### [DATA SECTION]

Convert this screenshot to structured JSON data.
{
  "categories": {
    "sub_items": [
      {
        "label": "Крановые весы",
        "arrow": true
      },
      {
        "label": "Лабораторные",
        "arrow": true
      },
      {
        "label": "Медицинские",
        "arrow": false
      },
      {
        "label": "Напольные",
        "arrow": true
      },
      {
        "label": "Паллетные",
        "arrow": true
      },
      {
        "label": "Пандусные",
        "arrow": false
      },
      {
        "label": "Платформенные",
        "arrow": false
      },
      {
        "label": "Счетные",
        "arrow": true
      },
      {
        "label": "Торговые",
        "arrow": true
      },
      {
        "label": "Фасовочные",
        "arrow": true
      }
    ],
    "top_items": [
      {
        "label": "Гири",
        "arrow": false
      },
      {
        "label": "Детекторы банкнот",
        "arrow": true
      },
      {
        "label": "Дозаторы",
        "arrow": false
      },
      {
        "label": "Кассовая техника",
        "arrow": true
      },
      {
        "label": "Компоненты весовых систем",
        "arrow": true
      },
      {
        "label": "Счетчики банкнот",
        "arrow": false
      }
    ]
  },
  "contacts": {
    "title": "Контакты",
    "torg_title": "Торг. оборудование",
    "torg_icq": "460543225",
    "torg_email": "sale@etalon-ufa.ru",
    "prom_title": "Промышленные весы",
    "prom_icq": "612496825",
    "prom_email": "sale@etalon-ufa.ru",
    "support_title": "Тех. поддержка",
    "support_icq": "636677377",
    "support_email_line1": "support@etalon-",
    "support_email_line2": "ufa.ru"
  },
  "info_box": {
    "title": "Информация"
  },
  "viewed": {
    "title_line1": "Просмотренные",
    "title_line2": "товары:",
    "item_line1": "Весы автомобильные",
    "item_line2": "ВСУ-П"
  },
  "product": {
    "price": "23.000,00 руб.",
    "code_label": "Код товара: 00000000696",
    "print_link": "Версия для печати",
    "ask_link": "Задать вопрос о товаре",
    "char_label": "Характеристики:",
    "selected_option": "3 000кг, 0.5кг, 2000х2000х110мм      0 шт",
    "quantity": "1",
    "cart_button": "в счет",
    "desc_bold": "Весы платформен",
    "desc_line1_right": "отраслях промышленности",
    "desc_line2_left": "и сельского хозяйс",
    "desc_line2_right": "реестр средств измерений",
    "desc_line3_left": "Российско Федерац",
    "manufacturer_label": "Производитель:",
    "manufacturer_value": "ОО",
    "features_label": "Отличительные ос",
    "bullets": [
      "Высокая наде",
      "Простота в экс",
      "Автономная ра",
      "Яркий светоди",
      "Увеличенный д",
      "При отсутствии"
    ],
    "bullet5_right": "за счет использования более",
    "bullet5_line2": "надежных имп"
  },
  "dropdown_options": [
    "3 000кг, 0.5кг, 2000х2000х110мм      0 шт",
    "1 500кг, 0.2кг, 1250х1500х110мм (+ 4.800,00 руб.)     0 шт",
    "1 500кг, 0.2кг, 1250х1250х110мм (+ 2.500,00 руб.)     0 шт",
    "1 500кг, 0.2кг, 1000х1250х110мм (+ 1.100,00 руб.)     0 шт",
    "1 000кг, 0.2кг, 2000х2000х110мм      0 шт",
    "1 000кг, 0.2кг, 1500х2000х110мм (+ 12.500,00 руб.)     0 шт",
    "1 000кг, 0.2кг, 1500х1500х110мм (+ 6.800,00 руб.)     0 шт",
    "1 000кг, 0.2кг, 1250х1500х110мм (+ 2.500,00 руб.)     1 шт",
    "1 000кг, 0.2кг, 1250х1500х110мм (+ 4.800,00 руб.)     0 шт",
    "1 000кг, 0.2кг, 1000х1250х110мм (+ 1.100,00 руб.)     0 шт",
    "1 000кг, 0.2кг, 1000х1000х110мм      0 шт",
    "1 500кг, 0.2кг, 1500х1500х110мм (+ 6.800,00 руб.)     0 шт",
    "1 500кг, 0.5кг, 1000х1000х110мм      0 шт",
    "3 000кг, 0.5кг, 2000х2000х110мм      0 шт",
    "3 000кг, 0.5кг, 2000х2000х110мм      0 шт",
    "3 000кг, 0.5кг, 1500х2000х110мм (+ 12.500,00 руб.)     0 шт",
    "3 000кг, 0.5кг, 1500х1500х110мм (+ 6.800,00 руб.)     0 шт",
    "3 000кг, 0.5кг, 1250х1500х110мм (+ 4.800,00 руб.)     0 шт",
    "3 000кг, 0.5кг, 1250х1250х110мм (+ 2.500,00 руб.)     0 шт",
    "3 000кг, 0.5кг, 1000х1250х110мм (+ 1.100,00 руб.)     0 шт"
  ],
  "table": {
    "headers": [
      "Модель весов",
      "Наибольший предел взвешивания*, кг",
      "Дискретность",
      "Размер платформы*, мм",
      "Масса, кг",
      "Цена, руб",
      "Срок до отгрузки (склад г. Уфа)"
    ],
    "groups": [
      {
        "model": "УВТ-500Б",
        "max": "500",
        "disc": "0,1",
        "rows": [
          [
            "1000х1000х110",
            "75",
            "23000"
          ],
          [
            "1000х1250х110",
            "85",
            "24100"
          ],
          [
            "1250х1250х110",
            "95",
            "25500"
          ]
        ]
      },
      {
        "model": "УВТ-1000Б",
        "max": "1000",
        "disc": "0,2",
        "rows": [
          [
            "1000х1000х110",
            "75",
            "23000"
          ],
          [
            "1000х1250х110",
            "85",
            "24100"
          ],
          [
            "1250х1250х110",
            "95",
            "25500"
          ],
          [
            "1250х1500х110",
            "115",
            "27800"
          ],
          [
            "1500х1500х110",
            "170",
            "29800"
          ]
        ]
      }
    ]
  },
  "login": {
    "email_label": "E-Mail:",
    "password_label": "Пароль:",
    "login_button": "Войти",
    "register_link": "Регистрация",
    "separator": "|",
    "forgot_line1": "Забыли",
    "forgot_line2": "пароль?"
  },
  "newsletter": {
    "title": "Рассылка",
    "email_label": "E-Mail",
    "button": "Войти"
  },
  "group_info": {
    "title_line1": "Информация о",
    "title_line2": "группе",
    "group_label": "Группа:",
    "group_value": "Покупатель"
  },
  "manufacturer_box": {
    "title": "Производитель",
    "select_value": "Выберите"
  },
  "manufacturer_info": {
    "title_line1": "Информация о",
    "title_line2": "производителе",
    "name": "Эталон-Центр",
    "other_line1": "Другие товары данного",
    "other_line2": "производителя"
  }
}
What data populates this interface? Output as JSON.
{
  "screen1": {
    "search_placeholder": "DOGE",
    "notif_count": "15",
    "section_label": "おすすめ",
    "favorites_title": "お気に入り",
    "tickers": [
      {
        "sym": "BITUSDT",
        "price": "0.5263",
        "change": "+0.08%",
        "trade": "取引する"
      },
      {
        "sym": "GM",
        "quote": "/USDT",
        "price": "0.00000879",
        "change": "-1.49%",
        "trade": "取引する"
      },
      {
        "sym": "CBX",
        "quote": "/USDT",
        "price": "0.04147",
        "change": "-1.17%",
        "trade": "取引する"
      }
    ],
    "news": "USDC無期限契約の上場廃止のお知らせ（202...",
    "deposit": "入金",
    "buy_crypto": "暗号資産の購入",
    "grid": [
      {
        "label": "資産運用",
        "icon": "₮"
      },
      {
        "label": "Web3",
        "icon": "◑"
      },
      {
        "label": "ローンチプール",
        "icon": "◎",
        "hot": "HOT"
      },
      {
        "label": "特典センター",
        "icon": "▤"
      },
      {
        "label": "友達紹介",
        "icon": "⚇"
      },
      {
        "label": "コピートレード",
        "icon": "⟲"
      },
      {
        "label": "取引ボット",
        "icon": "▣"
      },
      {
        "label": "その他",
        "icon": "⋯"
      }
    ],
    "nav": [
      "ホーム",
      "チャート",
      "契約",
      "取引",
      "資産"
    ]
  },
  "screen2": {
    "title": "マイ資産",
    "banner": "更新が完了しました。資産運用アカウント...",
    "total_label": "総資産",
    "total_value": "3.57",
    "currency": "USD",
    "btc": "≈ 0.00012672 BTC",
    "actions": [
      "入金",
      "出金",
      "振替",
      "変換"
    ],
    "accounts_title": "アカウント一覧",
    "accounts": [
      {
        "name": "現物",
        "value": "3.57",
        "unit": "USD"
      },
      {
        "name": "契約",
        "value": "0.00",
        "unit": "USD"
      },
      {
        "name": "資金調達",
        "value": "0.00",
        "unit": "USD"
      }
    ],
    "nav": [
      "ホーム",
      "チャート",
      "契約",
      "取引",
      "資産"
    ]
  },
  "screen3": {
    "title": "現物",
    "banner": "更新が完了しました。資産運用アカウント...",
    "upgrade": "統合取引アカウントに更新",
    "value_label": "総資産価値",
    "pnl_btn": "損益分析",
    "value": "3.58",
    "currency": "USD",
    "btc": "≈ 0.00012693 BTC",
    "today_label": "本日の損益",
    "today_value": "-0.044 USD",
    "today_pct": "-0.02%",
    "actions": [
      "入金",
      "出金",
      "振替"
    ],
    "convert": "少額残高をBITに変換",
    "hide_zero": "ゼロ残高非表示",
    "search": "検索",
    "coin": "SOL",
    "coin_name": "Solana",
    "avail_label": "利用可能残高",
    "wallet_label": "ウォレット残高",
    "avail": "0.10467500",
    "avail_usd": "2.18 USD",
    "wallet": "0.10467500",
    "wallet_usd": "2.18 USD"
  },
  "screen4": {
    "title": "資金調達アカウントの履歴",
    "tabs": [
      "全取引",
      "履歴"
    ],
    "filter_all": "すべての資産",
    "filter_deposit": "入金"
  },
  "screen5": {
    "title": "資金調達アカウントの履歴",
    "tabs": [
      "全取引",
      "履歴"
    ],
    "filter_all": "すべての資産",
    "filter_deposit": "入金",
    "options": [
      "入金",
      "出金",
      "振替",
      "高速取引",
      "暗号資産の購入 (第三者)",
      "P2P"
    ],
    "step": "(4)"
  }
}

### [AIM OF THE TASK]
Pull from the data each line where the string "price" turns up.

### [RESULT OF THE TASK]
    "price": "23.000,00 руб.",
        "price": "0.5263",
        "price": "0.00000879",
        "price": "0.04147",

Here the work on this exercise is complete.